| Your assignment |
Scan the records for the word "kind". Copy each line that includes it.

Start of Data extract

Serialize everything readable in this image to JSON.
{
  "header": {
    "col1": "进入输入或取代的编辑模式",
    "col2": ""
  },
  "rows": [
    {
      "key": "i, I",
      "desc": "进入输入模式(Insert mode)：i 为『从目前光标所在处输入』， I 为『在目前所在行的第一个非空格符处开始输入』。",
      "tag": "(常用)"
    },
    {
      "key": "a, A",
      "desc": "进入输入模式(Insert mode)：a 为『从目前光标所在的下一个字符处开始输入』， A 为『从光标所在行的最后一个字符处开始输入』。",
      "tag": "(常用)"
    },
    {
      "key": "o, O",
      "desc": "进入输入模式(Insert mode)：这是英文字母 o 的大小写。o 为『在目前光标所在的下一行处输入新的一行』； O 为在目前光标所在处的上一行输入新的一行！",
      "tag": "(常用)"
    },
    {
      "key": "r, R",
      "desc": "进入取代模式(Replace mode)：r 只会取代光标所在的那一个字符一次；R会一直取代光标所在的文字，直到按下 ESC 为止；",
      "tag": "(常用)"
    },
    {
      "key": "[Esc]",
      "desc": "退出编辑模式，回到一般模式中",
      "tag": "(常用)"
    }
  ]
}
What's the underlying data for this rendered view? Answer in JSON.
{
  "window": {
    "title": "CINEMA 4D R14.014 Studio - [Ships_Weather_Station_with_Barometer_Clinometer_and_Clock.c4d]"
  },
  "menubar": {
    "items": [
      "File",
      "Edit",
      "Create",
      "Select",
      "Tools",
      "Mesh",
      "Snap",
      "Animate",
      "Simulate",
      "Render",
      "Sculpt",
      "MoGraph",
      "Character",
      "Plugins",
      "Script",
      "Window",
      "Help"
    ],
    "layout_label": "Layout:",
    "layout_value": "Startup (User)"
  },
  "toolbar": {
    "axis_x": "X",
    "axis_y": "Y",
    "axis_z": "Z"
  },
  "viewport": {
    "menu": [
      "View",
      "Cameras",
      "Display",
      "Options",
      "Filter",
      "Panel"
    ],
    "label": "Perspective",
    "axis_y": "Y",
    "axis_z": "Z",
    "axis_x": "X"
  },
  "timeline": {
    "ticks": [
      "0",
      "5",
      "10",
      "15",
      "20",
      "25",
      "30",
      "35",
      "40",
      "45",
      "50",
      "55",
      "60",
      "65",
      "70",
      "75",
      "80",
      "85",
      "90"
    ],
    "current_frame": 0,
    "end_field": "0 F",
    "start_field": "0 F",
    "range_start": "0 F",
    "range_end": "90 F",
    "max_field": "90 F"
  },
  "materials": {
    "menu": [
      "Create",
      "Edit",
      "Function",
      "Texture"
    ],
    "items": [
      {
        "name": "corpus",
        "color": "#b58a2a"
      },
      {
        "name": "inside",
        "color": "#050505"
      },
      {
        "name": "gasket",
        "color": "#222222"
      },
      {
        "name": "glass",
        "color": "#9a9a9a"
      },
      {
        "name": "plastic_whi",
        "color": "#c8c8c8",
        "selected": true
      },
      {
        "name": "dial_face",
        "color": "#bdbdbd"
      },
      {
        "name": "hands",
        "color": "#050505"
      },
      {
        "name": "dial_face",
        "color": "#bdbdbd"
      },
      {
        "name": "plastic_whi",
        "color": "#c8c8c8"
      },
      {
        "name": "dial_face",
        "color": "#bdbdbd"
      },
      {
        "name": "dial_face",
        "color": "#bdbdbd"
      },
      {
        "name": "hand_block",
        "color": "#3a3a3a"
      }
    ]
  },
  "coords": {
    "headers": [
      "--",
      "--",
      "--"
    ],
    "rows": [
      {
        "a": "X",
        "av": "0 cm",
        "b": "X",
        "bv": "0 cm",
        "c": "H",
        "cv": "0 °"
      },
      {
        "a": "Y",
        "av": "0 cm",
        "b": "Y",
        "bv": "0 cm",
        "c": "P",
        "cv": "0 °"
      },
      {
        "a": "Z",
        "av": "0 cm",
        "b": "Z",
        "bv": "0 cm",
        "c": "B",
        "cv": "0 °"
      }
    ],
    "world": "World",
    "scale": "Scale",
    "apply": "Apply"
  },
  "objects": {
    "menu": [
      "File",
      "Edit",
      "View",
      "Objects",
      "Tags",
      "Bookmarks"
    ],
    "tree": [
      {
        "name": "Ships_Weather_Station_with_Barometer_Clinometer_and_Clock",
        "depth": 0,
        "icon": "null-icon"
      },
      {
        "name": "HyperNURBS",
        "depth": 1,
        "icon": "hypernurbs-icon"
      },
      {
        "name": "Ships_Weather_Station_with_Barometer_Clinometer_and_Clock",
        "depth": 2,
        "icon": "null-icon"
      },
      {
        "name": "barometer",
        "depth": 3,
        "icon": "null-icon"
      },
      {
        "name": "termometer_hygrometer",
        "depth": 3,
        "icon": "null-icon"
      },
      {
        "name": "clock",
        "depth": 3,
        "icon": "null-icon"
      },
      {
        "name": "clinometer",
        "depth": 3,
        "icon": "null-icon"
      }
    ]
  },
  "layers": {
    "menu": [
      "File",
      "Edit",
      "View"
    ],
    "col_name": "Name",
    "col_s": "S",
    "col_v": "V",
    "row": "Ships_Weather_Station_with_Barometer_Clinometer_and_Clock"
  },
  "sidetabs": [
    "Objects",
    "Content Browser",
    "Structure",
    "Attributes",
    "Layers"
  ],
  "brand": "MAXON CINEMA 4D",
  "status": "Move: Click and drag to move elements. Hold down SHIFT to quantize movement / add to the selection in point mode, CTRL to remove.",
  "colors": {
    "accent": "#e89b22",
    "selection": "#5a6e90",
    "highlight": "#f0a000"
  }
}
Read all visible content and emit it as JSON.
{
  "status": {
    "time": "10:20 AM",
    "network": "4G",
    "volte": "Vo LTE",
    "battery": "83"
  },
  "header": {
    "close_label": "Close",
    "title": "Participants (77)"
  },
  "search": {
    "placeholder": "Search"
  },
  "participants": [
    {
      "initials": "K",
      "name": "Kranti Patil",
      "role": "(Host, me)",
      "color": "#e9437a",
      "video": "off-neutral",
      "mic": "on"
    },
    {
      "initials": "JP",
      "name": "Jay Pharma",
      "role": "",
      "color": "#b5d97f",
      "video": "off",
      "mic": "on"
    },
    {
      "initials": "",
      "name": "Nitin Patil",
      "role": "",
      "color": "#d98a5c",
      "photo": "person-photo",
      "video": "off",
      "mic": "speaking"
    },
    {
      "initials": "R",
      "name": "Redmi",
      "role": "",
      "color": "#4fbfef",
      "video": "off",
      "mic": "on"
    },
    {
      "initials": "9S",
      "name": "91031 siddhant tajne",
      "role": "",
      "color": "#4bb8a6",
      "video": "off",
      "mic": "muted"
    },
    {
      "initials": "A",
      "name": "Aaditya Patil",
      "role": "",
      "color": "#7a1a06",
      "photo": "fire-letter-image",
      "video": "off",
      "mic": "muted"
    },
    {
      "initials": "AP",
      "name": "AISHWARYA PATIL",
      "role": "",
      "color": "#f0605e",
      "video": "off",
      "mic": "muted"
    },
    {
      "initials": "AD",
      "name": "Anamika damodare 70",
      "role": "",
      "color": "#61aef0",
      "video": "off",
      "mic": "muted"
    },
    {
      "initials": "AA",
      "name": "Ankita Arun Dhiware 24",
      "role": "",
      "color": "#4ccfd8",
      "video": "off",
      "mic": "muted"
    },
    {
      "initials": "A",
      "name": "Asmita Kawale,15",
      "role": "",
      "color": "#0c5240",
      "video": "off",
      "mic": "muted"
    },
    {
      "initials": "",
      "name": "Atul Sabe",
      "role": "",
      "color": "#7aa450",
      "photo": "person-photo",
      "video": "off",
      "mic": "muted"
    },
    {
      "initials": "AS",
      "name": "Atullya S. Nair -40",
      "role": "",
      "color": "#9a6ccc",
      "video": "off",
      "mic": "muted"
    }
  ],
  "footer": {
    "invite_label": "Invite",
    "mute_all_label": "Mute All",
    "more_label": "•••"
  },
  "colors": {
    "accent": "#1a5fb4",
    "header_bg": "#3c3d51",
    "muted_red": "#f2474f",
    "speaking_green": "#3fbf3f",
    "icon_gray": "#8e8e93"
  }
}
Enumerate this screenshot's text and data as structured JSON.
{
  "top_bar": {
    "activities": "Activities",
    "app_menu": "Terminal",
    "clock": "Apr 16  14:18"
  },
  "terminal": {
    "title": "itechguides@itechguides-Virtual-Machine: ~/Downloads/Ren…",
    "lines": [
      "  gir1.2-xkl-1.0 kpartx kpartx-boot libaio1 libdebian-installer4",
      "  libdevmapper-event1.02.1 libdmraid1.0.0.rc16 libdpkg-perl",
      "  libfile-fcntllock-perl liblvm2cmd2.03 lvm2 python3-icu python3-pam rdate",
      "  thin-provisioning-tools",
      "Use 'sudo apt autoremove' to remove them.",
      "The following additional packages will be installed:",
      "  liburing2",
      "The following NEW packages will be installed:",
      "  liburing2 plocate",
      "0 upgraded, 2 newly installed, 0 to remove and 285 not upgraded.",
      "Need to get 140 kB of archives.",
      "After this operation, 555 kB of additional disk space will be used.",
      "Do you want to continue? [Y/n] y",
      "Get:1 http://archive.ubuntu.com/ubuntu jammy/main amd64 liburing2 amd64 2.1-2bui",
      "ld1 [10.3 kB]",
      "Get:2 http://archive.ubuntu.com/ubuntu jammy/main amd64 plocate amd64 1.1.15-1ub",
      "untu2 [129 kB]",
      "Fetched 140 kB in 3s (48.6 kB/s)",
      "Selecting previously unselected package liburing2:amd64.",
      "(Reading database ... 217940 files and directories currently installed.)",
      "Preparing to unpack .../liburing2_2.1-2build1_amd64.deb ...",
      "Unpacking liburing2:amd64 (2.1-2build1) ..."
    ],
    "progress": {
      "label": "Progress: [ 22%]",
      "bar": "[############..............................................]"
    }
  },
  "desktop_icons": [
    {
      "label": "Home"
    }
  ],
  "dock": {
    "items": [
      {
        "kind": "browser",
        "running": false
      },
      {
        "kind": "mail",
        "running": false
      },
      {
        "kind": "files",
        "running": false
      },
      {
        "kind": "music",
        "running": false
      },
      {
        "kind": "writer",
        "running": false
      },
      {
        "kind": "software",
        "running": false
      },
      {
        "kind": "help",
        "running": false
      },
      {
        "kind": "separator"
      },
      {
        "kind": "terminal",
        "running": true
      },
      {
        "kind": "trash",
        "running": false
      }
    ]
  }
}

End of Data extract

| Problem solution |
        "kind": "browser",
        "kind": "mail",
        "kind": "files",
        "kind": "music",
        "kind": "writer",
        "kind": "software",
        "kind": "help",
        "kind": "separator"
        "kind": "terminal",
        "kind": "trash",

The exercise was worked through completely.